Rep. Stevens surveys farming in Cuba
Posted on March 7, 2013 |
By John Flowers
MONTPELIER — Organic vegetable farmer and independent state Rep. Will
Stevens of Shoreham has always sought to widen his horizons when it
comes to agriculture.
He did that in a big way this past month during a 10-day trip to Cuba,
where he got a first-hand glimpse of how farming is conducted on an
island nation with scant resources and without a profit motive.
Stevens was one of six participants in the "Vermont-Cuba Sustainable and
Organic Agricultural Exchange Program." It was a research tour organized
by the Vermont Caribbean Institute, aimed at promoting and developing
relationships and sustainable projects in organic agriculture, food
security, community health and resilience, appropriate technology and
land stewardship to "improve human well-being and the health of the
It was a travel opportunity that intrigued Stevens, who with his wife,
Judy, owns and operates Golden Russet Farm in Shoreham. Cuba has been
off-limits for American tourism since Fidel Castro came to power more
than 50 years ago. Stevens had heard about organic farming in Cuba and
how agriculture had to be done on a shoestring due to the directives of
the communist regime and as a consequence of the longstanding U.S. trade
"It's a highly regulated economy and society," Stevens, a member of the
Vermont House Agriculture Committee, said.
Stevens — who paid his own way — and five other Vermonters headed to
Cuba on Feb. 3 for an educational experience that would include seven
days in Havana and a few days in the communities of Santa Clara and
Trinidad. They visited a half-dozen farms, mostly urban organic gardens
known as "organoponicos." These urban gardens — very small, basic and
labor intensive — came to the fore out of necessity around 20 years ago,
after the fall of the Soviet Union, noted Stevens. The Soviet Union had
been heavily subsidizing Cuba's agricultural industry through low-cost
gasoline and pesticides. But that assistance largely evaporated with the
fall of the Iron Curtain, forcing Cubans to reinvent their farming
industry with few resources.
"They had to adapt, or die," he said.
Stevens saw farmers tend to crops with implements that were jerry-rigged
or welded together. Since necessity is the mother of invention, the
Spartan conditions have forced the Cuban farmers to be more resourceful.
Stevens took photos of a farmer who had forced methane from his on-site
manure into an air-tight bag, using it to fuel his gas stove. Farmers
are breeding livestock that can provide them with milk as well as meat.
He noted that many of the organoponicos engage in vermicomposting.
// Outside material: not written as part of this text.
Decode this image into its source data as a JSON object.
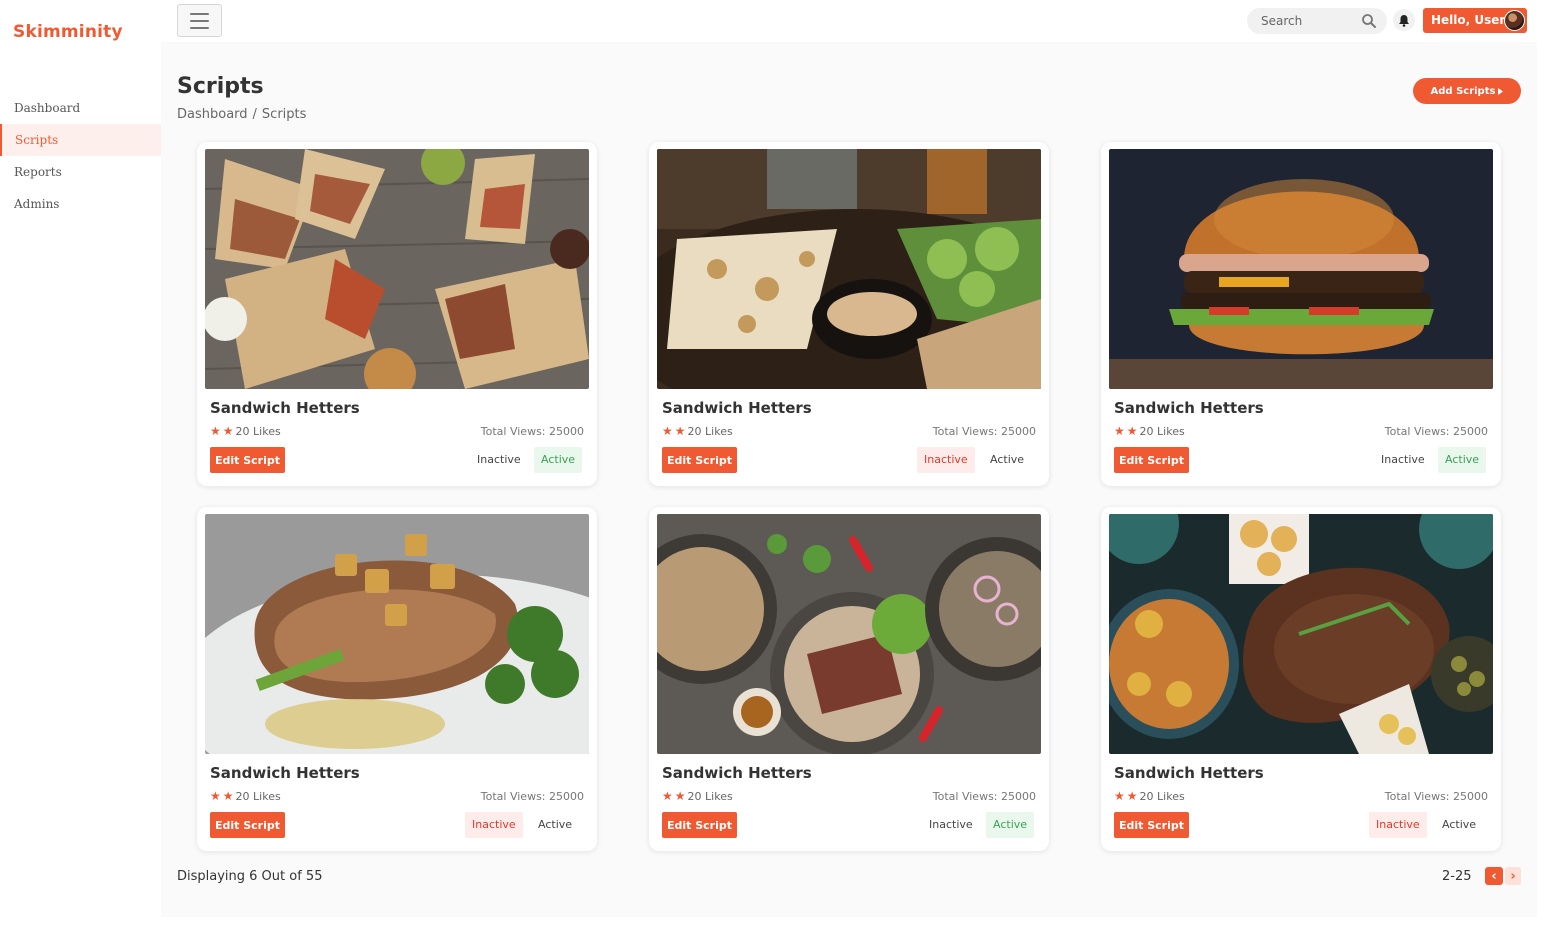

The
farmers place their food waste into a trough and add red wiggler worms,
which feast on the waste and generate fertile compost for the crops. The
primary crops grown on the organoponicos, according to Stevens, were
sweet potatoes, green cabbage, beans, beets, tomatoes, lettuce and bok choi.
A U.S. farmer would take that produce to the market in hopes of getting
top dollar. Not in Cuba, Stevens said, where there is a different
economic paradigm prescribed by the ruling regime.
"Economics for them is the socialist model of 'Everyone should have
something to eat,'" Stevens said.
The Cuban government owns all the land and is trying to get more of it
into agricultural production, including areas that are still idle after
being abandoned by people who fled the nation during the revolution. The
government also regulates and parses out seeds, Stevens said. There are
few free enterprise opportunities for farmers, who can count on a wage
of around $20 per month, he said. Citizens survive by living frugally in
a marketplace with low prices and because the government provides basic
necessities such as health care and education, he noted.
While Western society preaches one can always be better or do better,
the Cuban culture is more about being grateful for what you have,
according to Stevens.
"Their mission was to feed people in a way that was environmentally
beneficial and in a way that allows prosperity for everyone," Stevens said.
The visiting group wasn't regulated or barred from speaking with anyone
during the trip, according to Stevens. And while Cuba has a different
culture, climate and political system than Vermont, Stevens said he
could see some similarities between the two lands. Both have had to
adapt to a scarcity of resources and both have people imbued with a
spirit of helping one another.
Stevens said he greatly enjoyed the trip to Cuba and would definitely go
back. He hopes that at some point, Cuban farmers can come to Vermont and
see how agriculture works in the Green Mountain State. The trip has
prompted Stevens to think more about his farming priorities, especially
as they relate to workers.
"My take-home message is, 'It's about the people,'" Stevens said.
And while governmental relations between the U.S. and Cuba remain
frosty, Stevens said most Cubans are looking forward to the day when
they will see more Americans coming over to visit.
"They said, 'Let Americans know we want a normal relationship with them.
Let them know we are just people, too,'" Steven said of a common refrain
from Cubans he spoke with.
Reporter John Flowers is at email@example.com.